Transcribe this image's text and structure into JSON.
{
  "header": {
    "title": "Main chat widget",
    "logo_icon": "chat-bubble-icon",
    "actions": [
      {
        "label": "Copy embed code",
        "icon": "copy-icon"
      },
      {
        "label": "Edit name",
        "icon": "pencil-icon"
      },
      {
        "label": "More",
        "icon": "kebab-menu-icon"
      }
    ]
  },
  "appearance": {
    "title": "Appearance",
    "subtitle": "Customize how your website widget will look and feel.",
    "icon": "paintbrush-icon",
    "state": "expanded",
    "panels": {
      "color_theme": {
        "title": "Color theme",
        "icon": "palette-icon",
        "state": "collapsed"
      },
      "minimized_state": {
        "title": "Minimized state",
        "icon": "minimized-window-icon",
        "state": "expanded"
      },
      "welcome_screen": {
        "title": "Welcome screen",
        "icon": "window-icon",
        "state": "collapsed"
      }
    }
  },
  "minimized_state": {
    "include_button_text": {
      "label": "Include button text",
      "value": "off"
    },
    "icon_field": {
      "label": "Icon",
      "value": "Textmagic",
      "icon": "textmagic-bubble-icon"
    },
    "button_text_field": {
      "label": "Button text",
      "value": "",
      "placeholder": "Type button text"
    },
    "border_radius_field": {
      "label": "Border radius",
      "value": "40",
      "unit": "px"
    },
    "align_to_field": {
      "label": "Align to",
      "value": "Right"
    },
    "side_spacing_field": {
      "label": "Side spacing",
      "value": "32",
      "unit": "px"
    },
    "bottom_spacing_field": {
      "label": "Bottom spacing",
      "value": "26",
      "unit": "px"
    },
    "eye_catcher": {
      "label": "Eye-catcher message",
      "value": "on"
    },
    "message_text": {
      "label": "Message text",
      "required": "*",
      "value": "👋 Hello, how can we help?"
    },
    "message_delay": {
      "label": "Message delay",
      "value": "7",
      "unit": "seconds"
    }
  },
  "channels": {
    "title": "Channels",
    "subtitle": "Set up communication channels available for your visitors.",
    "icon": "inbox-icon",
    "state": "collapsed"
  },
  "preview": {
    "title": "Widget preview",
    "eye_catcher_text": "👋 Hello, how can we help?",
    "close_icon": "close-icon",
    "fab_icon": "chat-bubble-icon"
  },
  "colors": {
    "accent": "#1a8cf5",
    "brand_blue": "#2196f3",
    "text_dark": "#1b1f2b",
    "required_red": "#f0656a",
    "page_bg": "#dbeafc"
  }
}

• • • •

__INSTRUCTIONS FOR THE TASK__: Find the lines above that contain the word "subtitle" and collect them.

__REPLY__:
    "subtitle": "Customize how your website widget will look and feel.",
    "subtitle": "Set up communication channels available for your visitors.",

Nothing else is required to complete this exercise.